"For somebody who is really going to geek out on numbers, metrics and ROI, this is game changing," said Timpone. "We're trying to widen the scope so it's not just about intent in that moment but over a lifetime."
This from a company whose stock slumped after its 2012 IPO because investors doubted its ability to transition to mobile. Now, 1 in every 5 dollars spent on U.S. mobile advertising goes to Facebook, according to eMarketer, and it's projected to gain share on Google.
Brands are flocking to Facebook because that's where their customers are.
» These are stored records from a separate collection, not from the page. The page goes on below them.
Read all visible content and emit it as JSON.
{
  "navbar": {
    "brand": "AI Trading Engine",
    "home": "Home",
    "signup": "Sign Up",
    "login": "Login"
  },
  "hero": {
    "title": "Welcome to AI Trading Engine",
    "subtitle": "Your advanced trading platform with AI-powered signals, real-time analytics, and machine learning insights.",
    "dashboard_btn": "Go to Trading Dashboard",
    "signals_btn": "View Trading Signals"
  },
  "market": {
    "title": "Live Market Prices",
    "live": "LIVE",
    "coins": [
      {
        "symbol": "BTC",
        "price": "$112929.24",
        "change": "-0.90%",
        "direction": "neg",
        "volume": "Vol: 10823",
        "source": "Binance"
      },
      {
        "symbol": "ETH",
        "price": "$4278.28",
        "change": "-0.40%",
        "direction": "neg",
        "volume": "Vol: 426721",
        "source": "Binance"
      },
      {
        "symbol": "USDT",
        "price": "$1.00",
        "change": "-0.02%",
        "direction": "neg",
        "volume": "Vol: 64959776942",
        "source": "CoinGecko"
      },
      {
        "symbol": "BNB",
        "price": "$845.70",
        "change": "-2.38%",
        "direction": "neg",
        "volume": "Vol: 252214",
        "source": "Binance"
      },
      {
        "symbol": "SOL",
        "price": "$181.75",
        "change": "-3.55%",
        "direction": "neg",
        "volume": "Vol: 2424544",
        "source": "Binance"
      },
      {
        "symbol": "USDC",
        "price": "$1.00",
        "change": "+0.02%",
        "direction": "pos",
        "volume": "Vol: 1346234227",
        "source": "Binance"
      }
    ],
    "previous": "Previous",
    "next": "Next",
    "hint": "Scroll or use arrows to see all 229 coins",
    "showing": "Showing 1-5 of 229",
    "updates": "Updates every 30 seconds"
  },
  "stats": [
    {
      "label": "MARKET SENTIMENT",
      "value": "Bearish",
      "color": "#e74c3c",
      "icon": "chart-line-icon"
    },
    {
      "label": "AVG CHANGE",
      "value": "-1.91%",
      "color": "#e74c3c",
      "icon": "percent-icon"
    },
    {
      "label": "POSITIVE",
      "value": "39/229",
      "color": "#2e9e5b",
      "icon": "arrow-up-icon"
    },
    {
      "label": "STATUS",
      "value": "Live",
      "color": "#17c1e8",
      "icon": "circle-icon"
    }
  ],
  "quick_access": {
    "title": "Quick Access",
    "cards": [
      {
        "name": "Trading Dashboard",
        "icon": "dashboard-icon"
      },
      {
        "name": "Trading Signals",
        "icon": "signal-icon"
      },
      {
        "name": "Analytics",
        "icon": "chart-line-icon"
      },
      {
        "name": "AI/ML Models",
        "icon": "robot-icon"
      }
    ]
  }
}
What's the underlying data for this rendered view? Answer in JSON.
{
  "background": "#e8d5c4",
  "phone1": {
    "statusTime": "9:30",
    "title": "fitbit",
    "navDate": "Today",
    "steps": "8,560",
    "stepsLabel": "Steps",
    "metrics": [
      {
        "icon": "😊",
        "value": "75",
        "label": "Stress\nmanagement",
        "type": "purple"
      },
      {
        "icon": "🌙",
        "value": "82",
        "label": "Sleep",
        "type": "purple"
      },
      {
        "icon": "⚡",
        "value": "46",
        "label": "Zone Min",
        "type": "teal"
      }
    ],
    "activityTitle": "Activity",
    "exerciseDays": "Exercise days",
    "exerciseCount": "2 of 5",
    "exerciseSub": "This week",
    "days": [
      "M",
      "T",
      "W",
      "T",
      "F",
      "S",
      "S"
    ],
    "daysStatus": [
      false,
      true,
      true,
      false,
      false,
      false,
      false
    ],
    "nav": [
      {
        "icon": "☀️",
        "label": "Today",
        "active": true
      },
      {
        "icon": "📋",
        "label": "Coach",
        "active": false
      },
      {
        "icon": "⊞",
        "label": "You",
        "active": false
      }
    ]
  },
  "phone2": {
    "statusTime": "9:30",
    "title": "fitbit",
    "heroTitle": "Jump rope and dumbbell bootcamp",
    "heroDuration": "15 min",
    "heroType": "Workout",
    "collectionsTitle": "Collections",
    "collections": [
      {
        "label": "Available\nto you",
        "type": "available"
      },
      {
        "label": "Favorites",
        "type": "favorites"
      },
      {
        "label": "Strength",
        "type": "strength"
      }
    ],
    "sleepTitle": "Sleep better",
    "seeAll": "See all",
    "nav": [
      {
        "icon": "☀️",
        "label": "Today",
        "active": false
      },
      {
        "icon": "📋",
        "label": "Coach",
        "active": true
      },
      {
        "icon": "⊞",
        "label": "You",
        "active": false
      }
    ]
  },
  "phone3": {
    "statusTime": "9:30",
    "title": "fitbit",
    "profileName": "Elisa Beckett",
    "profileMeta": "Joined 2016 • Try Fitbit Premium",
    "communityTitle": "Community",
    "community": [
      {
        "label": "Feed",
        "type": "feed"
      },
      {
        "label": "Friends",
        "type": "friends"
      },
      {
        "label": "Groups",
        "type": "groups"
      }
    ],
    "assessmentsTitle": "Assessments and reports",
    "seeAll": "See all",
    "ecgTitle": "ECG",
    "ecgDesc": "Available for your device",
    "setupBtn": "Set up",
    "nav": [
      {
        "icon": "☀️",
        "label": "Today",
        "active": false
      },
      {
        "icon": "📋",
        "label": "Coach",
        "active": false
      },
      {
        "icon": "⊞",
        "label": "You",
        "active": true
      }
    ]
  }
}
But the social network's original audience is drifting elsewhere to services like Snapchat, dating app Tinder and Yik Yak, which is popular among college students.
We've all heard the stories of kids getting off Facebook after their parents joined. Zuckerberg has addressed that issue directly, buying photo app Instagram in 2012 and shelling out $19 billion two years later for messaging service WhatsApp.
"The major risks are another social platform becomes the `it' platform," said Adam Foroughi, CEO of AppLovin, a San Francisco-based company that helps brands advertise on mobile. "But every time that happens, they buy it." Thus, said Foroughi, "it's hard to see too many risks on the short-term horizon."
Sheryl Sandberg, Facebook's operating chief, said on last week's earnings call that 98 of Facebook's top 100 marketers advertised on Instagram in the fourth quarter. She cited Shutterfly, which used both platforms over the holidays, "targeting very specifically to women with specific interests, such as things like weddings and babies." The campaign generated a return of 6.4 times its ad spend, she said.
Those types of brands are pushing out Zola, a 3-year-old start-up focused on creating personalized wedding registries online. Zola CEO Shan-lyn Ma said that two years ago the company spent 60 percent of its ad budget on Facebook and most of the rest on Google. Now, it allocates one-third to each of those companies and the remaining third to Pinterest.
"It is harder to justify spending on Facebook when we see other channels like Pinterest being more efficient for the budget we have," Ma said.
For companies just getting started, Facebook may capture even less attention. Modsy, a site that uses technology to help consumers buy the right furniture for their bedroom or living room, was founded last year and is currently testing its service with select customers.
Modsy CEO Shanna Tellerman doesn't expect to spend any money on paid marketing for about a year, and when she does Facebook likely won't be a big channel. Instead, she's looking at sites specific to furniture and real estate, where consumers are clearly looking to make relevant purchases.
"If you can find a better channel outside the war zone, it's way better for you as a business," said Tellerman, who spent two years at Google Ventures before starting Modsy.
According to RBC Capital Markets analyst Mark Mahaney, Facebook is experiencing a similar type of price inflation that Google saw last decade when the advertising world at large discovered the efficiency and effectiveness of search engine marketing.
Mahaney, who has a "buy" recommendation on Facebook, said he's currently working on a survey to see if advertisers are seeing a change in their ROI as prices rise.
"We haven't seen it yet, but sooner or later it's almost inevitable that it will happen," Mahaney said. "Since it's an auction, as more and more people come to Facebook, the pricing goes up and ROI gets negatively affected."